● Task statement: Omitting every picture, output the records below exactly, please.

● Provided entries:
━━━━

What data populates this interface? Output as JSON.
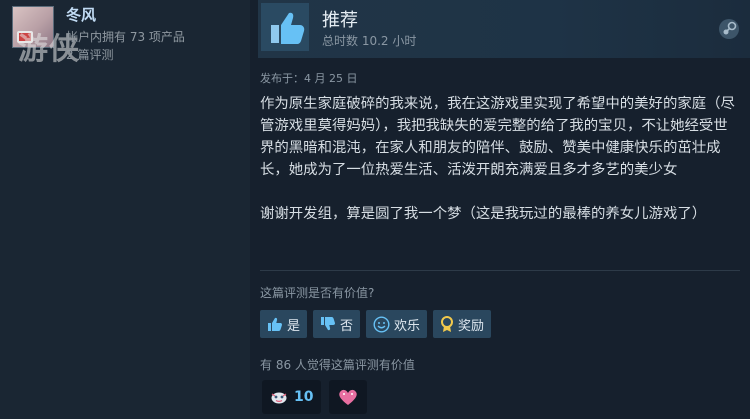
{
  "author": {
    "name": "冬风",
    "products_text": "帐户内拥有 73 项产品",
    "reviews_text": "2 篇评测",
    "watermark": "游侠"
  },
  "review": {
    "verdict": "推荐",
    "hours": "总时数 10.2 小时",
    "posted": "发布于：4 月 25 日",
    "paragraph1": "作为原生家庭破碎的我来说，我在这游戏里实现了希望中的美好的家庭（尽管游戏里莫得妈妈），我把我缺失的爱完整的给了我的宝贝，不让她经受世界的黑暗和混沌，在家人和朋友的陪伴、鼓励、赞美中健康快乐的茁壮成长，她成为了一位热爱生活、活泼开朗充满爱且多才多艺的美少女",
    "paragraph2": "谢谢开发组，算是圆了我一个梦（这是我玩过的最棒的养女儿游戏了）"
  },
  "helpful": {
    "question": "这篇评测是否有价值?",
    "yes": "是",
    "no": "否",
    "funny": "欢乐",
    "award": "奖励",
    "count_text": "有 86 人觉得这篇评测有价值"
  },
  "awards": [
    {
      "icon": "award-face-icon",
      "count": "10"
    },
    {
      "icon": "heart-icon",
      "count": ""
    }
  ],
  "colors": {
    "background": "#1b2838",
    "accent": "#67c1f5",
    "button": "#2a475e"
  }
}
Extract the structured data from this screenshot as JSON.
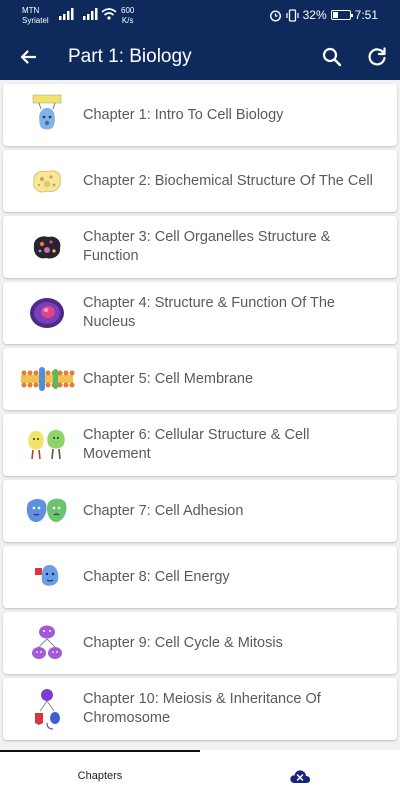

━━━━

● Answer section:
What data populates this interface? Output as JSON.
{
  "author": {
    "name": "冬风",
    "products_text": "帐户内拥有 73 项产品",
    "reviews_text": "2 篇评测",
    "watermark": "游侠"
  },
  "review": {
    "verdict": "推荐",
    "hours": "总时数 10.2 小时",
    "posted": "发布于：4 月 25 日",
    "paragraph1": "作为原生家庭破碎的我来说，我在这游戏里实现了希望中的美好的家庭（尽管游戏里莫得妈妈），我把我缺失的爱完整的给了我的宝贝，不让她经受世界的黑暗和混沌，在家人和朋友的陪伴、鼓励、赞美中健康快乐的茁壮成长，她成为了一位热爱生活、活泼开朗充满爱且多才多艺的美少女",
    "paragraph2": "谢谢开发组，算是圆了我一个梦（这是我玩过的最棒的养女儿游戏了）"
  },
  "helpful": {
    "question": "这篇评测是否有价值?",
    "yes": "是",
    "no": "否",
    "funny": "欢乐",
    "award": "奖励",
    "count_text": "有 86 人觉得这篇评测有价值"
  },
  "awards": [
    {
      "icon": "award-face-icon",
      "count": "10"
    },
    {
      "icon": "heart-icon",
      "count": ""
    }
  ],
  "colors": {
    "background": "#1b2838",
    "accent": "#67c1f5",
    "button": "#2a475e"
  }
}
Extract the structured data from this screenshot as JSON.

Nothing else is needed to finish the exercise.